As the industry has grown and adapted, so too has Professional Carwashing & Detailing®. This month, it is my distinct pleasure to welcome you to a magazine that has a new look and feel, and a tone that better suits the industry it serves. It is also my pleasure to introduce you to a new column, Prep Work, PC&D’s Letter from the Editor.
For inspiration in writing my first letter as editor in chief of PC&D, I found myself breezing through the past columns of my predecessor, Kevin Hart. Those of you who remember Kevin will recall his keen understanding of our industry, which is why I read his one column with particular interest, “Will express washing bring us full circle?” (August, 2005).
Kevin theorized that the rise of express exterior carwashing would make price the main focal point of the consumer’s buying decision.

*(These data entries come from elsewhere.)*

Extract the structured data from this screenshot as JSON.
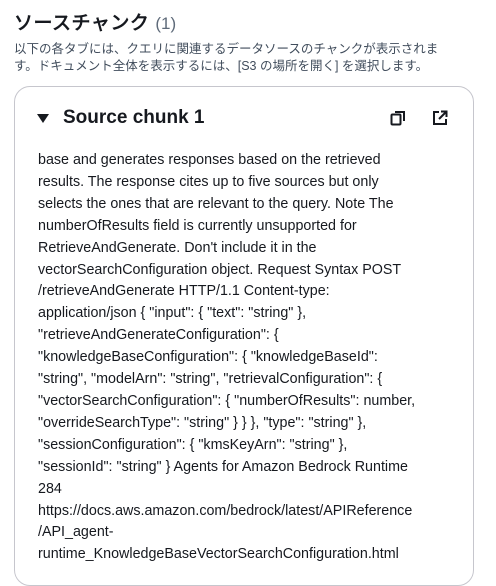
{
  "header": {
    "title": "ソースチャンク",
    "count": "(1)",
    "description": "以下の各タブには、クエリに関連するデータソースのチャンクが表示されま\nす。ドキュメント全体を表示するには、[S3 の場所を開く] を選択します。"
  },
  "chunk": {
    "title": "Source chunk 1",
    "lines": [
      "base and generates responses based on the retrieved",
      "results. The response cites up to five sources but only",
      "selects the ones that are relevant to the query. Note The",
      "numberOfResults field is currently unsupported for",
      "RetrieveAndGenerate. Don't include it in the",
      "vectorSearchConfiguration object. Request Syntax POST",
      "/retrieveAndGenerate HTTP/1.1 Content-type:",
      "application/json { \"input\": { \"text\": \"string\" },",
      "\"retrieveAndGenerateConfiguration\": {",
      "\"knowledgeBaseConfiguration\": { \"knowledgeBaseId\":",
      "\"string\", \"modelArn\": \"string\", \"retrievalConfiguration\": {",
      "\"vectorSearchConfiguration\": { \"numberOfResults\": number,",
      "\"overrideSearchType\": \"string\" } } }, \"type\": \"string\" },",
      "\"sessionConfiguration\": { \"kmsKeyArn\": \"string\" },",
      "\"sessionId\": \"string\" } Agents for Amazon Bedrock Runtime",
      "284",
      "https://docs.aws.amazon.com/bedrock/latest/APIReference",
      "/API_agent-",
      "runtime_KnowledgeBaseVectorSearchConfiguration.html"
    ]
  },
  "icons": {
    "copy": "copy-icon",
    "external": "external-link-icon"
  }
}
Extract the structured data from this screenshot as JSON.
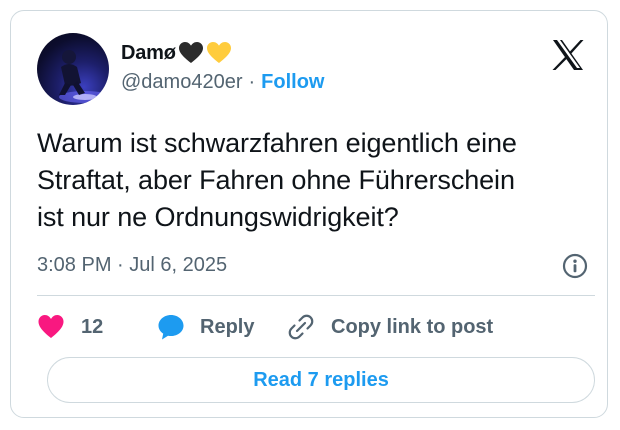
{
  "author": {
    "display_name": "Damø",
    "name_emojis": [
      "black-heart-icon",
      "yellow-heart-icon"
    ],
    "handle": "@damo420er",
    "separator": "·",
    "follow_label": "Follow"
  },
  "post": {
    "text": "Warum ist schwarzfahren eigentlich eine\nStraftat, aber Fahren ohne Führerschein\nist nur ne Ordnungswidrigkeit?",
    "timestamp": "3:08 PM · Jul 6, 2025"
  },
  "actions": {
    "like_count": "12",
    "reply_label": "Reply",
    "copy_link_label": "Copy link to post"
  },
  "footer": {
    "read_replies_label": "Read 7 replies"
  },
  "colors": {
    "accent": "#1d9bf0",
    "like": "#f91880",
    "secondary_text": "#536471",
    "border": "#cfd9de"
  },
  "icons": {
    "brand": "x-logo-icon",
    "info": "info-circle-icon",
    "like": "heart-icon",
    "reply": "speech-bubble-icon",
    "copy": "link-icon"
  }
}
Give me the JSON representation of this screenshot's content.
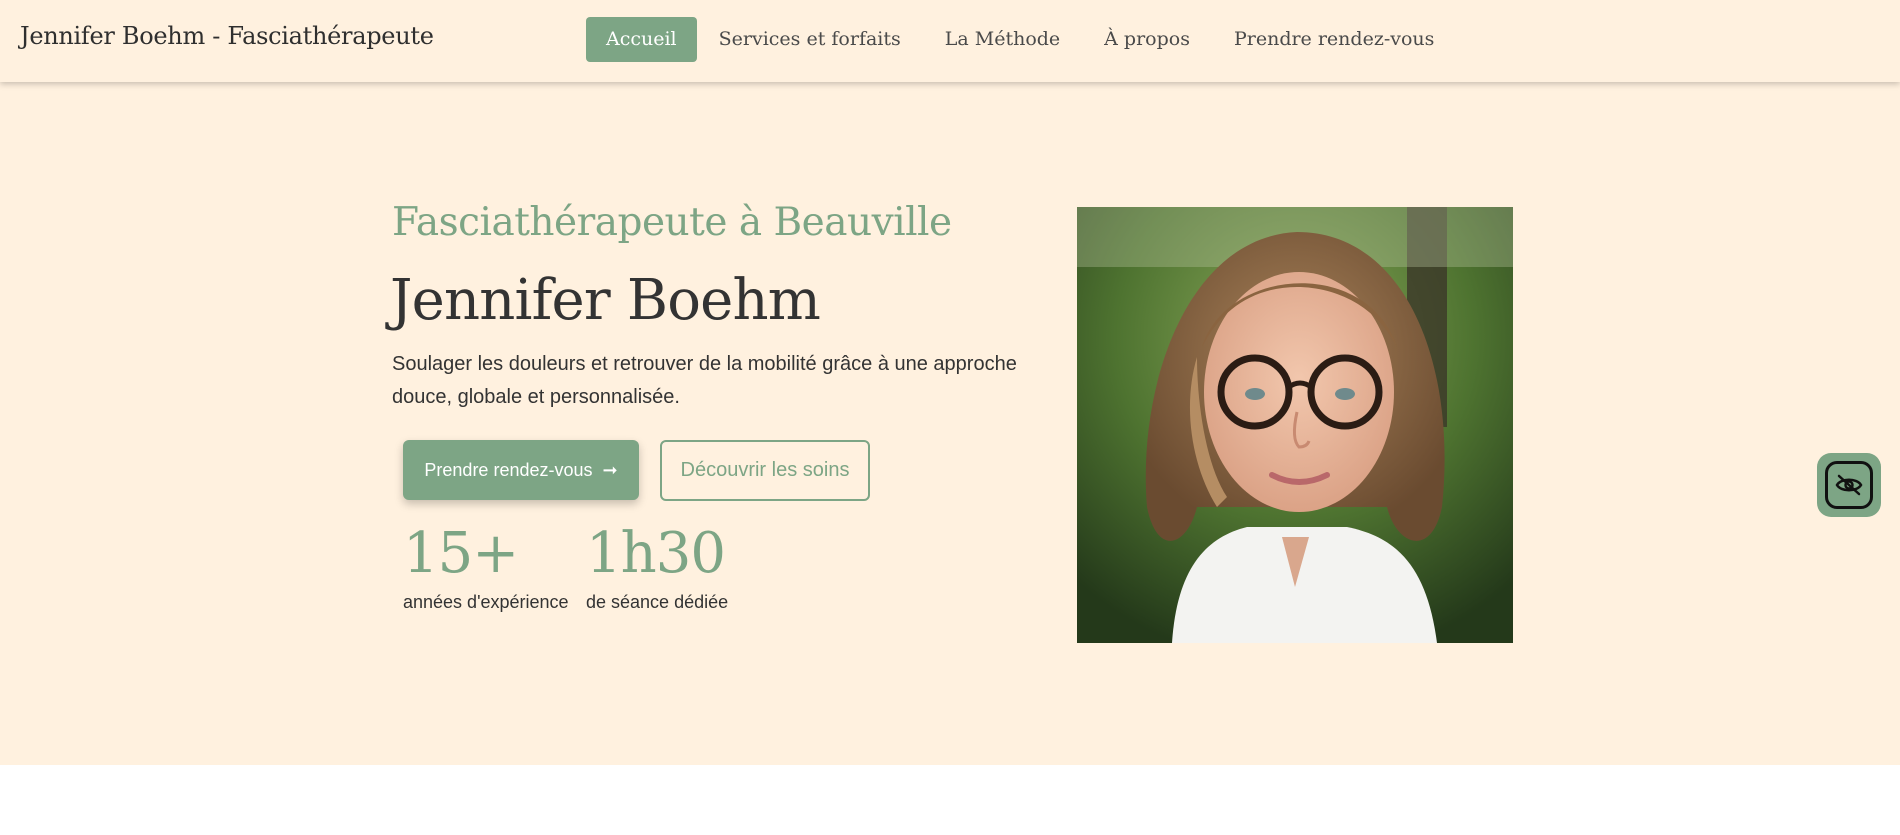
{
  "header": {
    "brand": "Jennifer Boehm - Fasciathérapeute",
    "nav": [
      {
        "label": "Accueil",
        "active": true
      },
      {
        "label": "Services et forfaits",
        "active": false
      },
      {
        "label": "La Méthode",
        "active": false
      },
      {
        "label": "À propos",
        "active": false
      },
      {
        "label": "Prendre rendez-vous",
        "active": false
      }
    ]
  },
  "hero": {
    "subtitle": "Fasciathérapeute à Beauville",
    "title": "Jennifer Boehm",
    "description": "Soulager les douleurs et retrouver de la mobilité grâce à une approche douce, globale et personnalisée.",
    "primary_button": "Prendre rendez-vous",
    "primary_button_icon": "arrow-right-icon",
    "secondary_button": "Découvrir les soins",
    "stats": [
      {
        "value": "15+",
        "label": "années d'expérience"
      },
      {
        "value": "1h30",
        "label": "de séance dédiée"
      }
    ],
    "portrait_icon": "portrait-photo"
  },
  "accessibility": {
    "icon": "eye-off-icon"
  },
  "colors": {
    "accent": "#7da585",
    "background": "#fff1df",
    "text": "#333333"
  }
}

This particular prediction is especially disconcerting when you consider the state of our nation’s gasoline industry.
To save a penny
At press time, cspnet.com, an online magazine tracking the convenience store/petroleum industries, was running a story titled, “Pennies for Consumers’ Thoughts.” The gist of the article was this: high gasoline prices have significantly changed Americans’ spending habits. According to the article, today’s consumers base their gasoline purchases by price, first and foremost.
A recent study by the National Association of Convenience Stores (NACS) supports this claim. The study found that 27 percent of drivers would take a left-hand turn across a busy street to save a penny per gallon, while 20 percent would drive five minutes out of their way to do the same. Perhaps even more alarming, 11 percent of consumers said they would drive 10 minutes out of their way to save about thirty cents on a fill-up.
Combine these percentages with Kevin’s prediction, and you have a pretty grim outlook of what our industry might become in the next ten years.
But Kevin’s article also noted that this emphasis on price would place a premium on washes that offer services above and beyond the express exterior’s limited options.
“Before the bubble bursts, there will be a flurry of activity from these washes as they look to build value,” he wrote. “In the end, many will probably end up catering to a much more upscale clientele, reaping large tickets on lower volume.” In essence, express exterior operators will most likely have to adopt services, akin to the full-serve and flex-serve formats, to survive.
So it is, much like everything else, that conveyorized carwashing will come full circle. Maybe not in the next five years, maybe not in the next ten years, but you can note that in my first editor’s letter, my prediction was this: Someday, express exterior carwashing will give way to a revived interest in full-serve carwashing. Not only that, but just as full-serve carwashes will remain relevant and necessary during the express exterior’s heyday, so too, will express exterior carwashes remain relevant and necessary during the full-serve revival.
Send your grumblings, compliments and suggestions to firstname.lastname@example.org. Not only does Kate enjoy talking with grumpy (old?) men (and women!), she would absolutely relish the opportunity to talk carwashing with you.